Serious interest in the future is historically very recent. It did not begin until significant change occurred within a lifetime. Before then the world you were born into was the same one you grew old in. There was no need to contemplate the "future." It was just more of the same.
But once the pace of change became visible to an individual, interest and concern about what was next became almost a survival need. Science fiction began as a literary genre at the same time that serious change outpaced one's life. During the industrial and digital revolutions, you needed to discern the future because that was were you were going to spend the rest of your life.
But then something weird happened in the first few years of this decade. The pace of change became so fast that it outpaced contemplation. The future became harder to predict, and exhausting to keep track of. With a long, colorful history of failed predictions, it occurred to almost everyone at once that very little of what we imagined our own futures to be would really happen. So why bother?

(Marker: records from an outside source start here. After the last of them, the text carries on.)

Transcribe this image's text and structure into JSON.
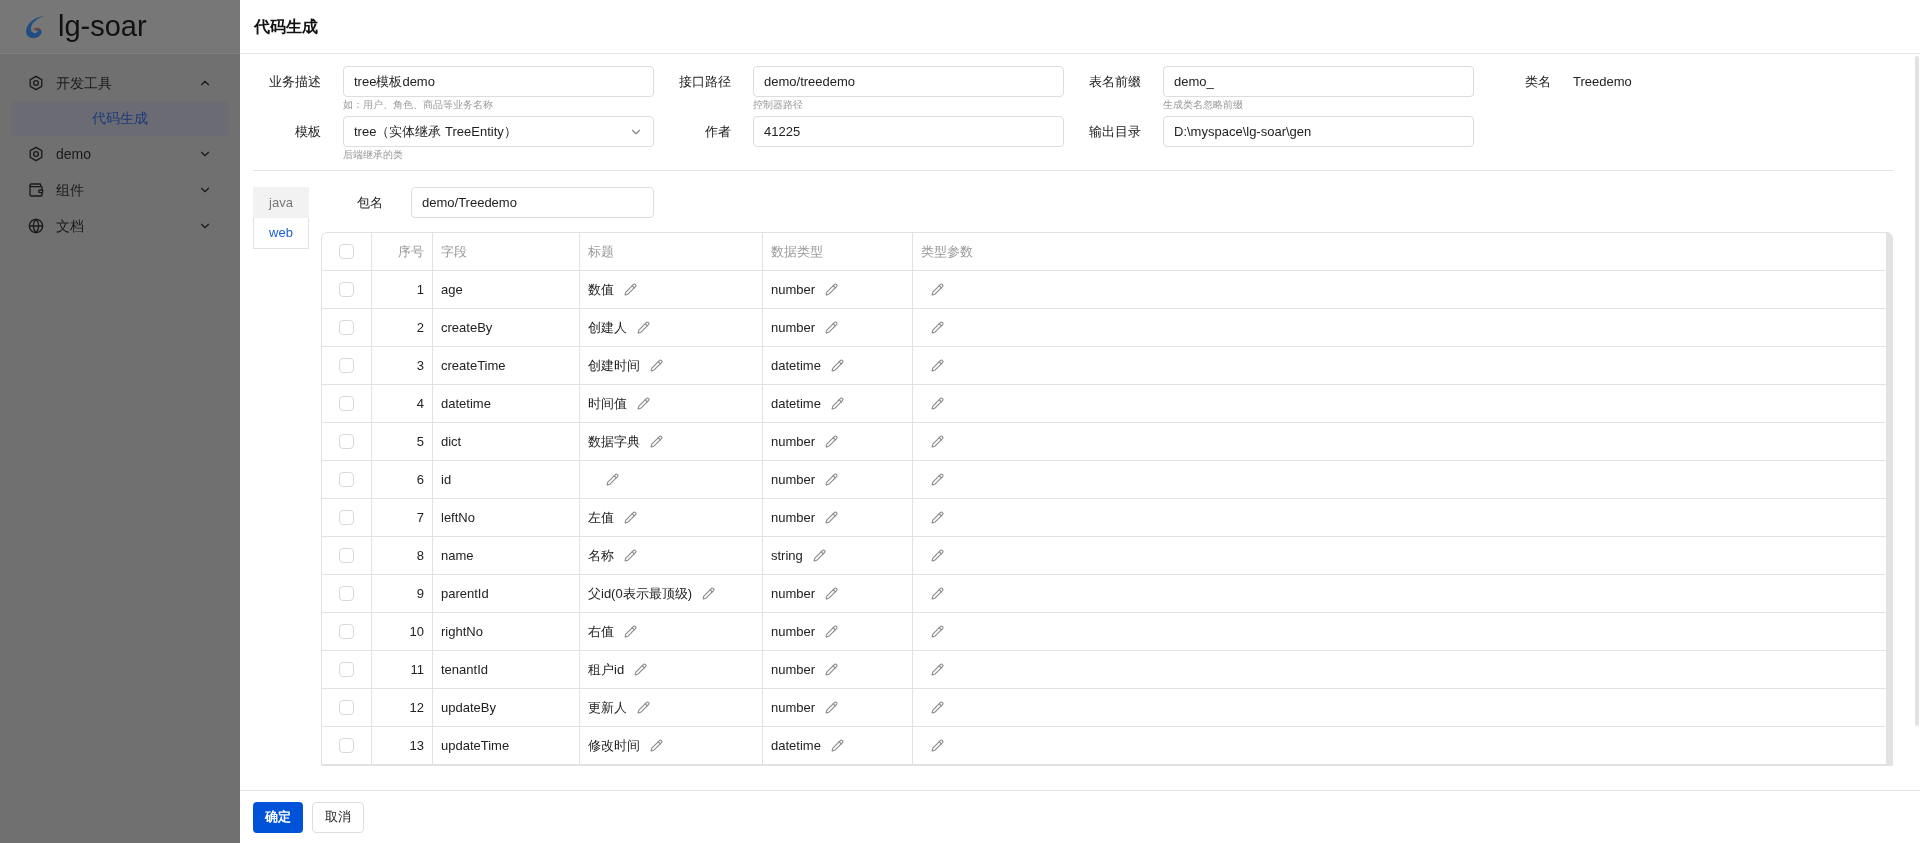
{
  "sidebar": {
    "logo": "lg-soar",
    "items": [
      {
        "label": "开发工具",
        "expanded": true,
        "children": [
          {
            "label": "代码生成",
            "selected": true
          }
        ]
      },
      {
        "label": "demo",
        "expanded": false
      },
      {
        "label": "组件",
        "expanded": false
      },
      {
        "label": "文档",
        "expanded": false
      }
    ]
  },
  "drawer": {
    "title": "代码生成"
  },
  "form": {
    "rows": [
      [
        {
          "kind": "input",
          "label": "业务描述",
          "value": "tree模板demo",
          "help": "如：用户、角色、商品等业务名称"
        },
        {
          "kind": "input",
          "label": "接口路径",
          "value": "demo/treedemo",
          "help": "控制器路径"
        },
        {
          "kind": "input",
          "label": "表名前缀",
          "value": "demo_",
          "help": "生成类名忽略前缀"
        },
        {
          "kind": "text",
          "label": "类名",
          "value": "Treedemo"
        }
      ],
      [
        {
          "kind": "select",
          "label": "模板",
          "value": "tree（实体继承 TreeEntity）",
          "help": "后端继承的类"
        },
        {
          "kind": "input",
          "label": "作者",
          "value": "41225"
        },
        {
          "kind": "input",
          "label": "输出目录",
          "value": "D:\\myspace\\lg-soar\\gen"
        }
      ]
    ]
  },
  "tabs": [
    {
      "label": "java",
      "selected": false
    },
    {
      "label": "web",
      "selected": true
    }
  ],
  "package": {
    "label": "包名",
    "value": "demo/Treedemo"
  },
  "table": {
    "all_checked": false,
    "columns": [
      "序号",
      "字段",
      "标题",
      "数据类型",
      "类型参数"
    ],
    "rows": [
      {
        "checked": false,
        "no": "1",
        "field": "age",
        "title": "数值",
        "type": "number"
      },
      {
        "checked": false,
        "no": "2",
        "field": "createBy",
        "title": "创建人",
        "type": "number"
      },
      {
        "checked": false,
        "no": "3",
        "field": "createTime",
        "title": "创建时间",
        "type": "datetime"
      },
      {
        "checked": false,
        "no": "4",
        "field": "datetime",
        "title": "时间值",
        "type": "datetime"
      },
      {
        "checked": false,
        "no": "5",
        "field": "dict",
        "title": "数据字典",
        "type": "number"
      },
      {
        "checked": false,
        "no": "6",
        "field": "id",
        "type": "number"
      },
      {
        "checked": false,
        "no": "7",
        "field": "leftNo",
        "title": "左值",
        "type": "number"
      },
      {
        "checked": false,
        "no": "8",
        "field": "name",
        "title": "名称",
        "type": "string"
      },
      {
        "checked": false,
        "no": "9",
        "field": "parentId",
        "title": "父id(0表示最顶级)",
        "type": "number"
      },
      {
        "checked": false,
        "no": "10",
        "field": "rightNo",
        "title": "右值",
        "type": "number"
      },
      {
        "checked": false,
        "no": "11",
        "field": "tenantId",
        "title": "租户id",
        "type": "number"
      },
      {
        "checked": false,
        "no": "12",
        "field": "updateBy",
        "title": "更新人",
        "type": "number"
      },
      {
        "checked": false,
        "no": "13",
        "field": "updateTime",
        "title": "修改时间",
        "type": "datetime"
      }
    ]
  },
  "footer": {
    "buttons": [
      {
        "kind": "primary",
        "label": "确定"
      },
      {
        "kind": "default",
        "label": "取消"
      }
    ]
  }
}
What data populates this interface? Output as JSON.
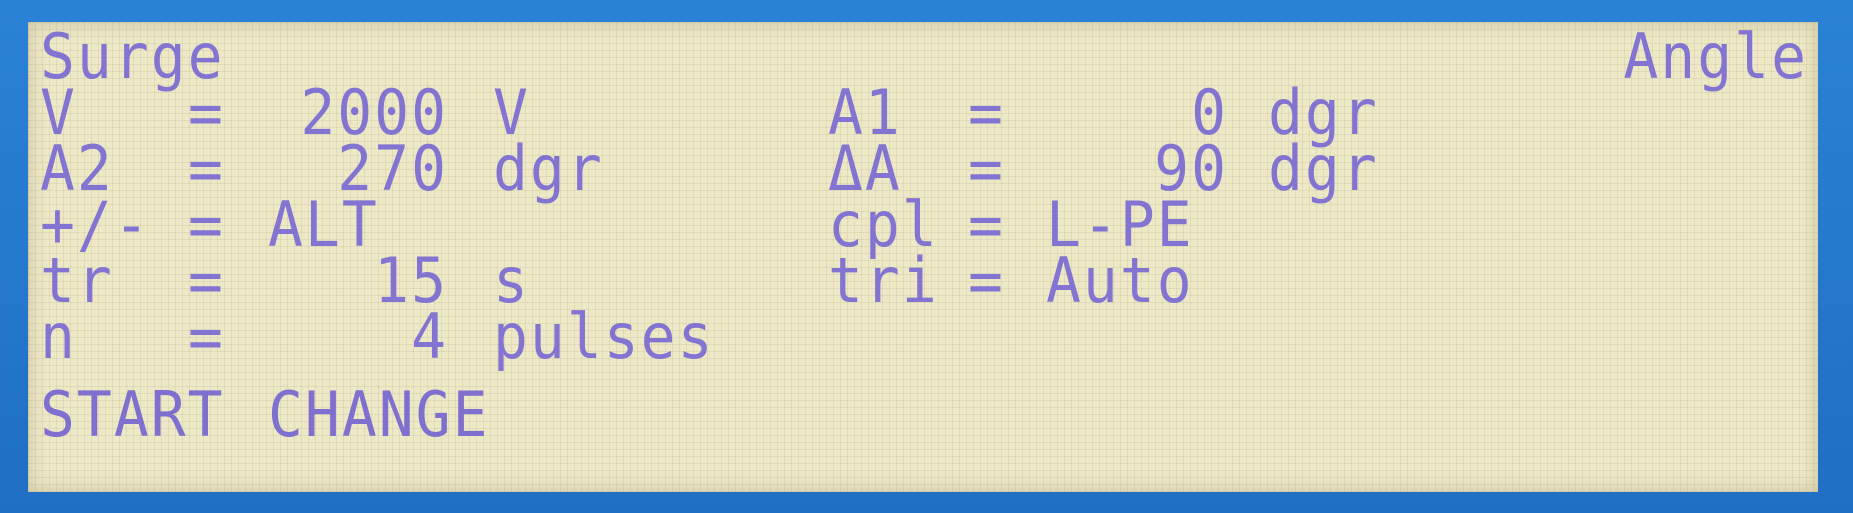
{
  "screen": {
    "title_left": "Surge",
    "title_right": "Angle"
  },
  "left_params": [
    {
      "name": "V",
      "eq": "=",
      "value": "2000",
      "unit": "V"
    },
    {
      "name": "A2",
      "eq": "=",
      "value": "270",
      "unit": "dgr"
    },
    {
      "name": "+/-",
      "eq": "=",
      "value": "ALT",
      "unit": ""
    },
    {
      "name": "tr",
      "eq": "=",
      "value": "15",
      "unit": "s"
    },
    {
      "name": "n",
      "eq": "=",
      "value": "4",
      "unit": "pulses"
    }
  ],
  "right_params": [
    {
      "name": "A1",
      "eq": "=",
      "value": "0",
      "unit": "dgr"
    },
    {
      "name": "ΔA",
      "eq": "=",
      "value": "90",
      "unit": "dgr"
    },
    {
      "name": "cpl",
      "eq": "=",
      "value": "L-PE",
      "unit": ""
    },
    {
      "name": "tri",
      "eq": "=",
      "value": "Auto",
      "unit": ""
    }
  ],
  "softkeys": {
    "start": "START",
    "change": "CHANGE"
  }
}
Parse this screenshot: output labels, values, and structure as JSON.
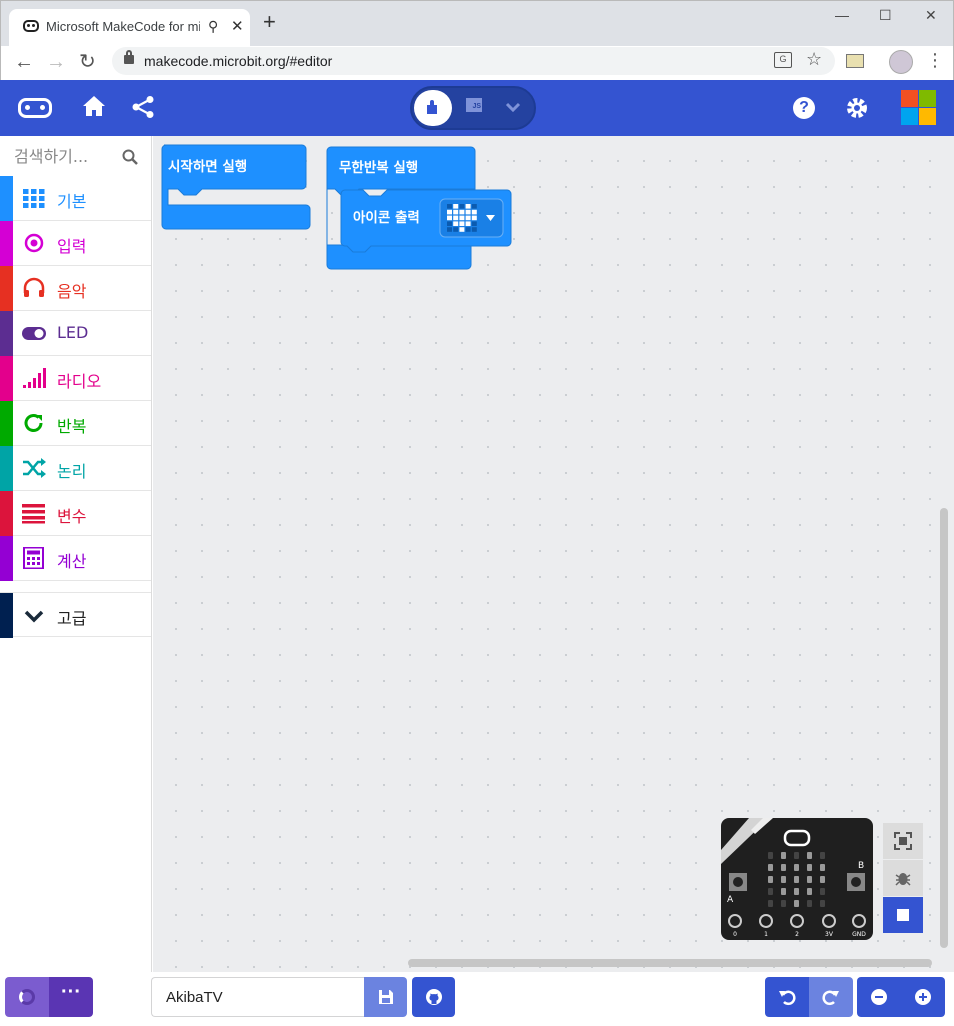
{
  "browser": {
    "tab_title": "Microsoft MakeCode for micro:bit",
    "new_tab_label": "+",
    "url": "makecode.microbit.org/#editor",
    "window_buttons": [
      "—",
      "☐",
      "✕"
    ]
  },
  "header": {
    "editor_modes": [
      "Blocks",
      "JS"
    ],
    "js_label": "JS",
    "help_label": "?"
  },
  "toolbox": {
    "search_placeholder": "검색하기...",
    "categories": [
      {
        "label": "기본",
        "color": "#1e90ff",
        "icon": "grid-icon"
      },
      {
        "label": "입력",
        "color": "#d400d4",
        "icon": "target-icon"
      },
      {
        "label": "음악",
        "color": "#e63022",
        "icon": "headphones-icon"
      },
      {
        "label": "LED",
        "color": "#5c2d91",
        "icon": "toggle-icon"
      },
      {
        "label": "라디오",
        "color": "#e3008c",
        "icon": "signal-icon"
      },
      {
        "label": "반복",
        "color": "#00aa00",
        "icon": "refresh-icon"
      },
      {
        "label": "논리",
        "color": "#00a4a6",
        "icon": "shuffle-icon"
      },
      {
        "label": "변수",
        "color": "#dc143c",
        "icon": "lines-icon"
      },
      {
        "label": "계산",
        "color": "#9400d3",
        "icon": "calculator-icon"
      },
      {
        "label": "고급",
        "color": "#002050",
        "icon": "chevron-down-icon"
      }
    ]
  },
  "workspace": {
    "on_start_label": "시작하면 실행",
    "forever_label": "무한반복 실행",
    "show_icon_label": "아이콘 출력",
    "icon_value": "heart",
    "board_pins": [
      "0",
      "1",
      "2",
      "3V",
      "GND"
    ]
  },
  "bottom": {
    "more_label": "···",
    "project_name": "AkibaTV"
  },
  "colors": {
    "accent": "#3454d1",
    "block_blue": "#1e90ff",
    "workspace_bg": "#ecedef"
  }
}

A few science fiction authors seemed to given up on the future. Neal Stephenson now writes historical fiction, and William Gibson set his latest book (Spook Country) in the present. He says the current times are much weirder than he could ever make up. The late Philip K. Dick, legendary outsider science fiction author, is currently Hollywood's fountainhead, inspiring one feature film after another (Blade Runner, Total Recall, Minority Report, Scanner Darkly). Dick has a post-future view that is explored in a recent, fantastic profile in the New Yorker. Here's the pertinent bit:
Although "Blade Runner," with its rainy, ruined Los Angeles, got Dick's antic tone wrong, making it too noirish and romantic, it got the central idea right: the future will be like the past, in the sense that, no matter how amazing or technologically advanced a society becomes, the basic human rhythm of petty malevolence, sordid moneygrubbing, and official violence, illuminated by occasional bursts of loyalty or desire or tenderness, will go on. Dick's future worlds are rarely evil and oppressive, exactly; they are banal and a little sordid, run by a demoralized élite at the expense of a deluded population. No matter how mad life gets, it will first of all be life.
In "Ubik" (1969), in turn, the first premise is that the ancient human dream of communication with the dead has been achieved at last-but, when you go to speak with them, there is static and missed connections and interference, and then you argue over your bill. ....As Yogi Berra should have said, It's possible that in the future, no one will go there anymore.
The typical Dick novel is at once fantastically original in its ideas and dutifully realistic in charting their consequences. No matter what things may come, they will be exploited, merchandised, and routinized by the force of human weakness. And the interesting corollary: it won't matter; the world of speaking ghosts will work about as well as this one. A society of paranoids can work as well as Nixon's America did and, perhaps, in similar ways.